I just read a great article on Itchmo – a blog I check frequently for interesting pet stories. The author did some good research on some of the opportunities out there for people who need financial help with their vet bills. If you or someone you know is in need of help, or even just interested in helping organizations like these to raise funds for low income pet owners in need,check out this link: News for cats and dogs – Help for Low-Income Pets

This week is World Water Week! Check out the Tap Project

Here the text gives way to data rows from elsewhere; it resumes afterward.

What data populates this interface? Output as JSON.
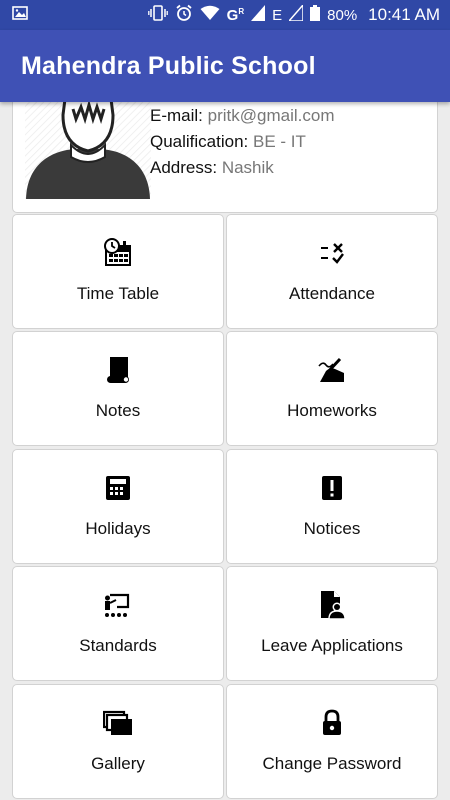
{
  "status_bar": {
    "battery": "80%",
    "time": "10:41 AM",
    "network_g": "G",
    "network_r": "R",
    "network_e": "E"
  },
  "app_bar": {
    "title": "Mahendra Public School"
  },
  "profile": {
    "email_label": "E-mail:",
    "email": "pritk@gmail.com",
    "qualification_label": "Qualification:",
    "qualification": "BE - IT",
    "address_label": "Address:",
    "address": "Nashik"
  },
  "menu": [
    {
      "label": "Time Table",
      "icon": "calendar-clock-icon"
    },
    {
      "label": "Attendance",
      "icon": "attendance-checklist-icon"
    },
    {
      "label": "Notes",
      "icon": "scroll-icon"
    },
    {
      "label": "Homeworks",
      "icon": "hand-writing-icon"
    },
    {
      "label": "Holidays",
      "icon": "calculator-icon"
    },
    {
      "label": "Notices",
      "icon": "notice-alert-icon"
    },
    {
      "label": "Standards",
      "icon": "class-presentation-icon"
    },
    {
      "label": "Leave Applications",
      "icon": "document-person-icon"
    },
    {
      "label": "Gallery",
      "icon": "gallery-cards-icon"
    },
    {
      "label": "Change Password",
      "icon": "lock-icon"
    }
  ],
  "colors": {
    "status_bar": "#3048a6",
    "app_bar": "#3f51b5",
    "background": "#ececec",
    "card": "#ffffff"
  }
}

india_2.jpgWhoops! I’m coming in a bit late on this one, but there’s still time! From March 16th through Saturday March 22nd, The Tap Project (a UNICEF-founded project that started in NYC and now has spread to other cities across the nation) invites people to dine out at participating restaurants and donate as little as $1 for their glass of water. Money raised goes to providing safe drinking water to children in developing nations. Check out the website for the Tap Project and click on “restaurants” to see the cities and their participating restaurants. You can also donate on that website. One great thing to do even if you don’t plan on dining out: get this website into the hands of your favorite restaurant, and encourage them to participate next year.

For every dollar raised a child will have 40 days of safe drinking water. Having just done a posting on our country’s bottled water habit, I feel like this could be a bit of a way to make up for our wasteful ways. Being conscious of wastefulness when other people don’t have the luxury of being wasteful with their resources is a big step in the right direction for creating a sustainable lifestyle, don’t you agree?

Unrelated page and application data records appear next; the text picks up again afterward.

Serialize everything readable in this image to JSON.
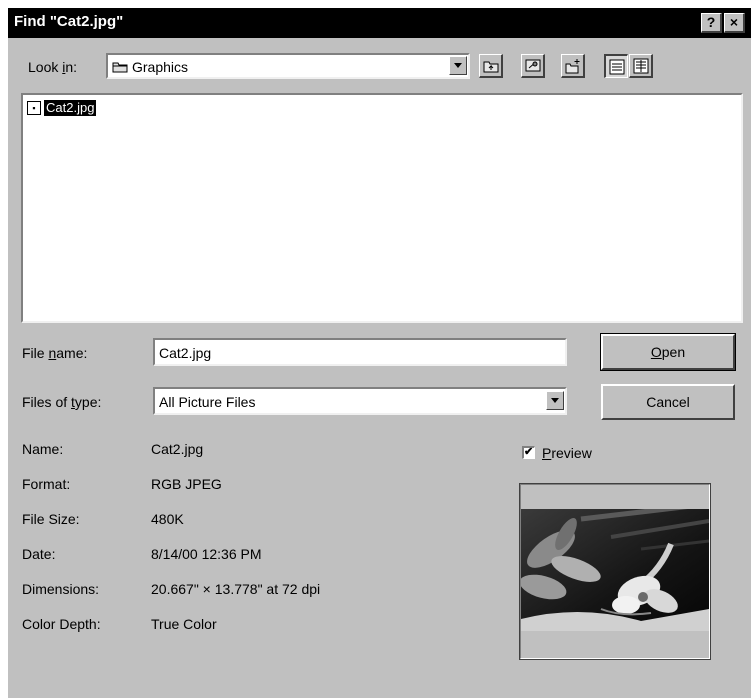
{
  "window": {
    "title": "Find \"Cat2.jpg\"",
    "help_button": "?",
    "close_button": "×"
  },
  "look_in": {
    "label_pre": "Look ",
    "label_hotkey": "i",
    "label_post": "n:",
    "value": "Graphics"
  },
  "toolbar": {
    "buttons": [
      "up-folder",
      "desktop",
      "new-folder",
      "list-view",
      "details-view"
    ]
  },
  "file_list": {
    "items": [
      {
        "name": "Cat2.jpg",
        "selected": true
      }
    ]
  },
  "file_name": {
    "label_pre": "File ",
    "label_hotkey": "n",
    "label_post": "ame:",
    "value": "Cat2.jpg"
  },
  "file_type": {
    "label_pre": "Files of ",
    "label_hotkey": "t",
    "label_post": "ype:",
    "value": "All Picture Files"
  },
  "buttons": {
    "open_hotkey": "O",
    "open_rest": "pen",
    "cancel": "Cancel"
  },
  "info": [
    {
      "label": "Name:",
      "value": "Cat2.jpg"
    },
    {
      "label": "Format:",
      "value": "RGB JPEG"
    },
    {
      "label": "File Size:",
      "value": "480K"
    },
    {
      "label": "Date:",
      "value": "8/14/00 12:36 PM"
    },
    {
      "label": "Dimensions:",
      "value": "20.667\" × 13.778\" at 72 dpi"
    },
    {
      "label": "Color Depth:",
      "value": "True Color"
    }
  ],
  "preview": {
    "checked": true,
    "check_mark": "✔",
    "label_hotkey": "P",
    "label_rest": "review"
  },
  "colors": {
    "dialog_bg": "#c0c0c0",
    "titlebar": "#000000",
    "selection": "#000000"
  }
}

Are you still on the bottle??


It’s beginning to be outrageous to me that people are drinking so much bottled water without realizing its tremendous environmental impact. Though the nutritionally aware part of me is glad that people are drinking water instead of soda, the sheer volume of bottled water consumed has created a product with enormous impact. Though many other beverages also travel a great distance to consumer, these beverages do not flow from your home faucet nearly for free.
Things to consider:

You’re paying a huge amount of money for something that may or may not be as good for you as your tap water (and up to 40% of bottled water is simply tap water, bottled). If you’re worried about quality, you can buy a great faucet filter for not much money- if you add up what you’re paying per gallon of bottled water in a year ($1-$2 per bottle, vs. .0015 cents per gallon of tap water), you might be surprised at the total – what else could you have purchased with that money?

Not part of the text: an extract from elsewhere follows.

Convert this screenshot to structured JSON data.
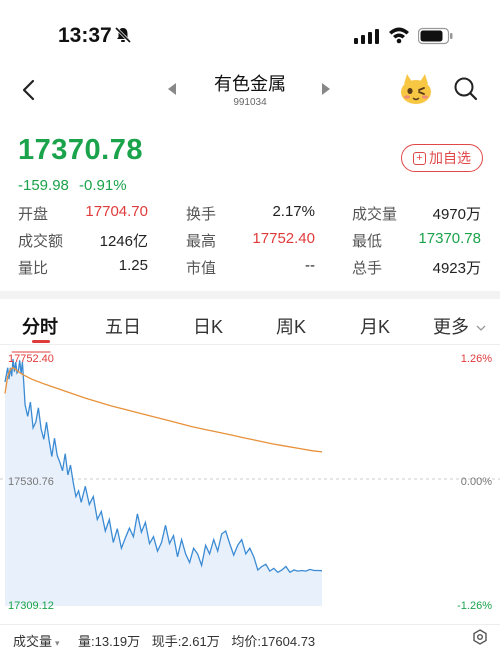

I love this quote from this fantastic article from : “In San Francisco, the municipal water comes from inside Yosemite National Park. It’s so good the EPA doesn’t require San Francisco to filter it. If you bought and drank a bottle of Evian, you could refill that bottle once a day for 10 years, 5 months, and 21 days with San Francisco tap water before that water would cost $1.35. Put another way, if the water we use at home cost what even cheap bottled water costs, our monthly water bills would run $9,000.”


Dog playing in the Snow

This video is an absolute riot – Happy Winter! (this is better with the sound off, in my opinion).


Wow! Dogs Help to Study Endangered Wildlife

dogtrackingbyboat.jpgThis is an amazing article about how dogs’ amazing noses are helping wildlife ecologists to better study endangered species. Did you know that dogs can identify up to 18 separate species from the smell of their feces? Not only does that make finding a particular species in a vast area of wilderness easier, but dogs can also track a variety of whale species from the deck of a boat, even tracking them from up to a mile away. Look at how much fun that dog’s job is for him!
Read the whole article here:

Research Study Shows Dogs Can Classify Complex Photos And Place Into Categories | Itchmo: News For Dogs & Cats

doglearning.jpgThis is an interesting article discussing dogs’ abilities to identify and categorize images. I love that there is really an increase in cognitive studies of dogs – for a species that is so closely tied to humans, we know so little, scientifically speaking. Here’s the article I found on Ichmo:
Research Study Shows Dogs Can Classify Complex Photos And Place Into Categories | Itchmo: News For Dogs & Cats